Directions
Your reply should reproduce each record precisely as written.

Records to process
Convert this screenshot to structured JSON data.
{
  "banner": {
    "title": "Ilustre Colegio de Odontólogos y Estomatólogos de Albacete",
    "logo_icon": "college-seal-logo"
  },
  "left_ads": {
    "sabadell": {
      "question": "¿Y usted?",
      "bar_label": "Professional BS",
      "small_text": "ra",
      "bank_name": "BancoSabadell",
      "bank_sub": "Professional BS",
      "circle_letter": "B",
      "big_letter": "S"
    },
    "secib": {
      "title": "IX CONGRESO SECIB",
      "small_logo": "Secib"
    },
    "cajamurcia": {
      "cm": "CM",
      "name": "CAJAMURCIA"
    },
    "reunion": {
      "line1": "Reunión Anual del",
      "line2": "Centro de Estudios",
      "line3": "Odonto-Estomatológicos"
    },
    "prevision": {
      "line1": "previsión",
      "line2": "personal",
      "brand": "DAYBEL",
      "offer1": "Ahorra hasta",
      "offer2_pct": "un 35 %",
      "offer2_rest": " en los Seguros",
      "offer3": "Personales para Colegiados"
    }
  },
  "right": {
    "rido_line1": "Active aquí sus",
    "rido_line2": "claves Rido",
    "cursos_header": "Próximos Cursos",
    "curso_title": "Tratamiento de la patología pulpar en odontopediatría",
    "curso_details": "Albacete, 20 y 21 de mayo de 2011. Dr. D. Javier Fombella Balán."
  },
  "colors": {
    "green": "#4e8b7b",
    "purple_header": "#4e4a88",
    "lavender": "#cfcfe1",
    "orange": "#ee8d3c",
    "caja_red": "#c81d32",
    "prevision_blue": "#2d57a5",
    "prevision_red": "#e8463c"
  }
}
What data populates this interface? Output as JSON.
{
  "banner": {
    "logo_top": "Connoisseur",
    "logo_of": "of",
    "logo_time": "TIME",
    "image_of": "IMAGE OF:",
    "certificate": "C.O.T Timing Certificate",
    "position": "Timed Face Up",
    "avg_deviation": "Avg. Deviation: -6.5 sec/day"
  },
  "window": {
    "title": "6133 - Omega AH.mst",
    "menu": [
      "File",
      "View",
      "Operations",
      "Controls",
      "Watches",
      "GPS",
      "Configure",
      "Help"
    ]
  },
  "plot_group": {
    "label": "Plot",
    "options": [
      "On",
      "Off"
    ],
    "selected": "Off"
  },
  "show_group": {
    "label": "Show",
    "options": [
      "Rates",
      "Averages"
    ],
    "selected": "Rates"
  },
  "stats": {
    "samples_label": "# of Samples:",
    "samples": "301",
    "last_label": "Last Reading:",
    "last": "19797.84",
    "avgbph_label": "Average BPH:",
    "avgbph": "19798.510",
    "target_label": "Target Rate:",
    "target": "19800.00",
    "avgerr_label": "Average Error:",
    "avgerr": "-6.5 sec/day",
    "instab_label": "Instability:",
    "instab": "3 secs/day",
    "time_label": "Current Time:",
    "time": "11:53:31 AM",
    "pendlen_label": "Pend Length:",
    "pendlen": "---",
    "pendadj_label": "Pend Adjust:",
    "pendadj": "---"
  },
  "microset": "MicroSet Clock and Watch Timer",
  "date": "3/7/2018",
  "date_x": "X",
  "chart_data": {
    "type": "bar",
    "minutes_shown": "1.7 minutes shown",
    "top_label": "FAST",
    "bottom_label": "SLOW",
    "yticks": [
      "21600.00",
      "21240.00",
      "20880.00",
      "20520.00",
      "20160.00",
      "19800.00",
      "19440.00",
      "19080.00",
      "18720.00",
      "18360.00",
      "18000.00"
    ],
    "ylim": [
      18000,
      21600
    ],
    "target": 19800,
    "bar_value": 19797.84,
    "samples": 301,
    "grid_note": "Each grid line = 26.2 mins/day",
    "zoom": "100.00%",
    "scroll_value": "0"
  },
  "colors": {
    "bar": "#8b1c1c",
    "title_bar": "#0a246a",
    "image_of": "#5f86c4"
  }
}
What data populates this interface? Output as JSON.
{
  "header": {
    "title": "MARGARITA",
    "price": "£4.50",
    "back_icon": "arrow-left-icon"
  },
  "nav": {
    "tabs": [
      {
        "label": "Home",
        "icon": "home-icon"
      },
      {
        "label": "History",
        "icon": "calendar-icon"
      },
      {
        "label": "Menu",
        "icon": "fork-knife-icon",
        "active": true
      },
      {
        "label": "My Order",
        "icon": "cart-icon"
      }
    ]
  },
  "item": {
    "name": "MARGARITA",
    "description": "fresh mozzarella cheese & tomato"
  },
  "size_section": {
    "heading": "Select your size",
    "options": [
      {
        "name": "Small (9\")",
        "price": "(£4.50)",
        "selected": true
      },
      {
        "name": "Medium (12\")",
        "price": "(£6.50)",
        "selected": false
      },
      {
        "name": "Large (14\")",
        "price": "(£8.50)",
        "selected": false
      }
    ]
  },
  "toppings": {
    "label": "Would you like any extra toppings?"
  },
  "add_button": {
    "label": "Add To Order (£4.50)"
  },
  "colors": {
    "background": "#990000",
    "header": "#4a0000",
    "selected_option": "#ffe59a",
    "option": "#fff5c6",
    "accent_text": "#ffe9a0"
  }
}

Result
Convert this screenshot to structured JSON data.
{
  "banner": {
    "title": "Ilustre Colegio de Odontólogos y Estomatólogos de Albacete",
    "logo_icon": "college-seal-logo"
  },
  "left_ads": {
    "sabadell": {
      "question": "¿Y usted?",
      "bar_label": "Professional BS",
      "small_text": "ra",
      "bank_name": "BancoSabadell",
      "bank_sub": "Professional BS",
      "circle_letter": "B",
      "big_letter": "S"
    },
    "secib": {
      "title": "IX CONGRESO SECIB",
      "small_logo": "Secib"
    },
    "cajamurcia": {
      "cm": "CM",
      "name": "CAJAMURCIA"
    },
    "reunion": {
      "line1": "Reunión Anual del",
      "line2": "Centro de Estudios",
      "line3": "Odonto-Estomatológicos"
    },
    "prevision": {
      "line1": "previsión",
      "line2": "personal",
      "brand": "DAYBEL",
      "offer1": "Ahorra hasta",
      "offer2_pct": "un 35 %",
      "offer2_rest": " en los Seguros",
      "offer3": "Personales para Colegiados"
    }
  },
  "right": {
    "rido_line1": "Active aquí sus",
    "rido_line2": "claves Rido",
    "cursos_header": "Próximos Cursos",
    "curso_title": "Tratamiento de la patología pulpar en odontopediatría",
    "curso_details": "Albacete, 20 y 21 de mayo de 2011. Dr. D. Javier Fombella Balán."
  },
  "colors": {
    "green": "#4e8b7b",
    "purple_header": "#4e4a88",
    "lavender": "#cfcfe1",
    "orange": "#ee8d3c",
    "caja_red": "#c81d32",
    "prevision_blue": "#2d57a5",
    "prevision_red": "#e8463c"
  }
}
What data populates this interface? Output as JSON.
{
  "banner": {
    "logo_top": "Connoisseur",
    "logo_of": "of",
    "logo_time": "TIME",
    "image_of": "IMAGE OF:",
    "certificate": "C.O.T Timing Certificate",
    "position": "Timed Face Up",
    "avg_deviation": "Avg. Deviation: -6.5 sec/day"
  },
  "window": {
    "title": "6133 - Omega AH.mst",
    "menu": [
      "File",
      "View",
      "Operations",
      "Controls",
      "Watches",
      "GPS",
      "Configure",
      "Help"
    ]
  },
  "plot_group": {
    "label": "Plot",
    "options": [
      "On",
      "Off"
    ],
    "selected": "Off"
  },
  "show_group": {
    "label": "Show",
    "options": [
      "Rates",
      "Averages"
    ],
    "selected": "Rates"
  },
  "stats": {
    "samples_label": "# of Samples:",
    "samples": "301",
    "last_label": "Last Reading:",
    "last": "19797.84",
    "avgbph_label": "Average BPH:",
    "avgbph": "19798.510",
    "target_label": "Target Rate:",
    "target": "19800.00",
    "avgerr_label": "Average Error:",
    "avgerr": "-6.5 sec/day",
    "instab_label": "Instability:",
    "instab": "3 secs/day",
    "time_label": "Current Time:",
    "time": "11:53:31 AM",
    "pendlen_label": "Pend Length:",
    "pendlen": "---",
    "pendadj_label": "Pend Adjust:",
    "pendadj": "---"
  },
  "microset": "MicroSet Clock and Watch Timer",
  "date": "3/7/2018",
  "date_x": "X",
  "chart_data": {
    "type": "bar",
    "minutes_shown": "1.7 minutes shown",
    "top_label": "FAST",
    "bottom_label": "SLOW",
    "yticks": [
      "21600.00",
      "21240.00",
      "20880.00",
      "20520.00",
      "20160.00",
      "19800.00",
      "19440.00",
      "19080.00",
      "18720.00",
      "18360.00",
      "18000.00"
    ],
    "ylim": [
      18000,
      21600
    ],
    "target": 19800,
    "bar_value": 19797.84,
    "samples": 301,
    "grid_note": "Each grid line = 26.2 mins/day",
    "zoom": "100.00%",
    "scroll_value": "0"
  },
  "colors": {
    "bar": "#8b1c1c",
    "title_bar": "#0a246a",
    "image_of": "#5f86c4"
  }
}
What data populates this interface? Output as JSON.
{
  "header": {
    "title": "MARGARITA",
    "price": "£4.50",
    "back_icon": "arrow-left-icon"
  },
  "nav": {
    "tabs": [
      {
        "label": "Home",
        "icon": "home-icon"
      },
      {
        "label": "History",
        "icon": "calendar-icon"
      },
      {
        "label": "Menu",
        "icon": "fork-knife-icon",
        "active": true
      },
      {
        "label": "My Order",
        "icon": "cart-icon"
      }
    ]
  },
  "item": {
    "name": "MARGARITA",
    "description": "fresh mozzarella cheese & tomato"
  },
  "size_section": {
    "heading": "Select your size",
    "options": [
      {
        "name": "Small (9\")",
        "price": "(£4.50)",
        "selected": true
      },
      {
        "name": "Medium (12\")",
        "price": "(£6.50)",
        "selected": false
      },
      {
        "name": "Large (14\")",
        "price": "(£8.50)",
        "selected": false
      }
    ]
  },
  "toppings": {
    "label": "Would you like any extra toppings?"
  },
  "add_button": {
    "label": "Add To Order (£4.50)"
  },
  "colors": {
    "background": "#990000",
    "header": "#4a0000",
    "selected_option": "#ffe59a",
    "option": "#fff5c6",
    "accent_text": "#ffe9a0"
  }
}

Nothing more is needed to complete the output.